How the hell I am ever going to make a living from art when I just can`t come up with ideas like that? I might as well just crap on the canvas and call it something. That’s been done though. 🙂 Damien Hirst, he is another one, how can you sell something for millions of pounds which looks like a high school project, aaargh, it makes, me so angry. I am struggling away and trying to get people to notice me and it just doesn’t happen. I think I need to do something really meaningless and just say “hey, it’s art”.

Anyway, it is my plan to start a new art movement called “The Painters of the 21st Century, Who Paint” Anyone want to join, drop me a comment.

Damien Hirst

”Art is like medicine – it can heal. Yet I’ve always been amazed at how many people believe in medicine but don’t believe in art, without questioning either.” – Damien Hirst

Born in 1965 in Bristol, Damien Hirst grew up in Leeds and subsequently went to Goldsmith’s College in London. Between 1988 and 1990 he curated a series of art exhibitions by his contemporaries including the highly acclaimed group shows Freeze, Modern Medicine and Gambler.

In his own art Damien Hirst has continually challenged the boundaries between art, science, the media and popular culture. A 12-foot tiger shark, a cow and her calf sawn in two, pharmacy bottles, house paint poured onto spinning canvases, spot paintings, cigarette butts, medicine cabinets, office furniture, medical instruments, butterflies and tropical fish are just some of the means Damien Hirst employs to communicate his unflinching view of the ambiguity at the heart of human experience. Damien Hirst has said ”I am going to die and I want to live forever. I can’t escape the fact, and I can’t let go of the desire.”


Damien Hirst original limited edition prints, drawings and paintings continue to increase in popularity, demand and price.
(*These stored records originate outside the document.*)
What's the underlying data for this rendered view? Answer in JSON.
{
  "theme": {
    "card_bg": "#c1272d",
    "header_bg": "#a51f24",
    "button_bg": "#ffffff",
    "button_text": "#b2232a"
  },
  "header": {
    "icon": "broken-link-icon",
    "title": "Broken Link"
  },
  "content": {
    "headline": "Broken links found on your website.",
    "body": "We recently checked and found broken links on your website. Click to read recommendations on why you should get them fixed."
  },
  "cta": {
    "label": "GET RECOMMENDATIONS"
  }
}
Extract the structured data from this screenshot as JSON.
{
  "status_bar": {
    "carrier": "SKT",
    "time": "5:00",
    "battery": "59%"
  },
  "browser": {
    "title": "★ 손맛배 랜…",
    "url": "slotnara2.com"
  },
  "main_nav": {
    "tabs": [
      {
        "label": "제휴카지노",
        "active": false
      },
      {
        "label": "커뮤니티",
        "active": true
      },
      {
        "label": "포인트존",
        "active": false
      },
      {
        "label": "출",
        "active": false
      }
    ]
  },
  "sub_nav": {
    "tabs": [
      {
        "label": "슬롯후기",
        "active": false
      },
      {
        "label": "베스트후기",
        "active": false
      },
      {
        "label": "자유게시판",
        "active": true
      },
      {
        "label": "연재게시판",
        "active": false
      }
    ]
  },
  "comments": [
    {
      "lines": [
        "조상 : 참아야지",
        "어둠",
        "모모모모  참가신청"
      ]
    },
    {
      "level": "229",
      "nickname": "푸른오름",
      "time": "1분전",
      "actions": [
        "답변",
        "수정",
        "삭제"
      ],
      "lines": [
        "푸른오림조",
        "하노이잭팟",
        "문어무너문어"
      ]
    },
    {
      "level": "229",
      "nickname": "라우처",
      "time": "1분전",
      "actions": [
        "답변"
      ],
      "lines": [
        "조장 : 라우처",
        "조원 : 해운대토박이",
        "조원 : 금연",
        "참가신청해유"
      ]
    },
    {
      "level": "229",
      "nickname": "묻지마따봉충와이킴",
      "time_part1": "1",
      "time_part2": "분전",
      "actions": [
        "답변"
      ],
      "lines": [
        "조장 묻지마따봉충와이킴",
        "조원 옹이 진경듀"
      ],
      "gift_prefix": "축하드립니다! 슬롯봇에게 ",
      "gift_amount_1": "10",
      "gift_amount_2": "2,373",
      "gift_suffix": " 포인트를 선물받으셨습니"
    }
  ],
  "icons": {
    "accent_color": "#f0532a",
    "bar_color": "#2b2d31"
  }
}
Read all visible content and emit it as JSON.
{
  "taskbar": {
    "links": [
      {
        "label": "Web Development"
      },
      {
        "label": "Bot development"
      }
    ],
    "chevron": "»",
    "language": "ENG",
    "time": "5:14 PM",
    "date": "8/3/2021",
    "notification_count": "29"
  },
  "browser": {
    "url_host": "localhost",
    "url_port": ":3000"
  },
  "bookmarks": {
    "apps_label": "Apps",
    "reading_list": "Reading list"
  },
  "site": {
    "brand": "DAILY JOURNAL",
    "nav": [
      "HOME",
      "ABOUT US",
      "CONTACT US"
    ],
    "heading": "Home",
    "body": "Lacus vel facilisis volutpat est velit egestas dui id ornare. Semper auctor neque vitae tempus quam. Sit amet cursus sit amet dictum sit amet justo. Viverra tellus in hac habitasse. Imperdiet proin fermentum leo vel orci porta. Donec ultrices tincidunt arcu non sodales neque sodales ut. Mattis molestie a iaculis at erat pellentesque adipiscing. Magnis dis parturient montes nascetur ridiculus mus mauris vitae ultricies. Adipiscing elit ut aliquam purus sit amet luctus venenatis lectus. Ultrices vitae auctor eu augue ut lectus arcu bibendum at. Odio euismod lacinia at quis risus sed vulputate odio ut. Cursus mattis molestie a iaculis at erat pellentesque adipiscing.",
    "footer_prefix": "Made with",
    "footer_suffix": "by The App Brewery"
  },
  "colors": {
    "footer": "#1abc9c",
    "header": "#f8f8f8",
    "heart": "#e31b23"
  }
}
In 2004 his Pharmacy sale at Sothebys was expected to make o3 million GBP but instead recorded sales of o11 million GBP. There is no doubt that Damien Hirst is destined to continue his number one position in the British art market and has recently been compared to Andy Warhol and Pablo Picasso in terms of popularity and rising prices.

Last Supper

Much of his Damien Hirst prints can be divided into three areas: Spots, Spins and Pharmaceutical. His spot etchings and lambda prints such as Valium, Opium, LSD, Methaphetamine, Tetrahydracannabinol and Cineole lull the viewer into an optimistic and peaceful state. Hirst spin etchings, In a Spin, the Action of the World on Things (Volumes I and II) created by using spinning plates, etching tools, brushes and acid mesmerise the onlooker. His pharmaceutical prints, especially the Last Supper portfolio draws upon the parallels of art and medicine as ”healers’. The metaphoric title distances the onlooker from the art to a point but also seems suggestive, perhaps also including the biblical fact of St Matthew the disciple as a physician – or indeed St Damien the Doctor (usually iconographically depicted with St Cosmas).

Making Beautiful Drawings

Damien Hirst has had exhibitions in galleries and museums throughout the world. In 1994 Hirst received the DAAD fellowship in Berlin and the Turner Prize in 1995.The Marble Palace at the Russian State Museum, Llubljana made a solo exhibition of Hirst’s drawings in 2003 as part of the 25th International Graphic Biennale. In 2004, Damien Hirst collaborated with Sarah Lucas and Angus Fairhurst on an exhibition of recent works entitled In-a-Gadda-da-Vida at Tate Britain and presented a survey of key works from 1989-2004 at the Museo Nazionale Archaeologico de Naples.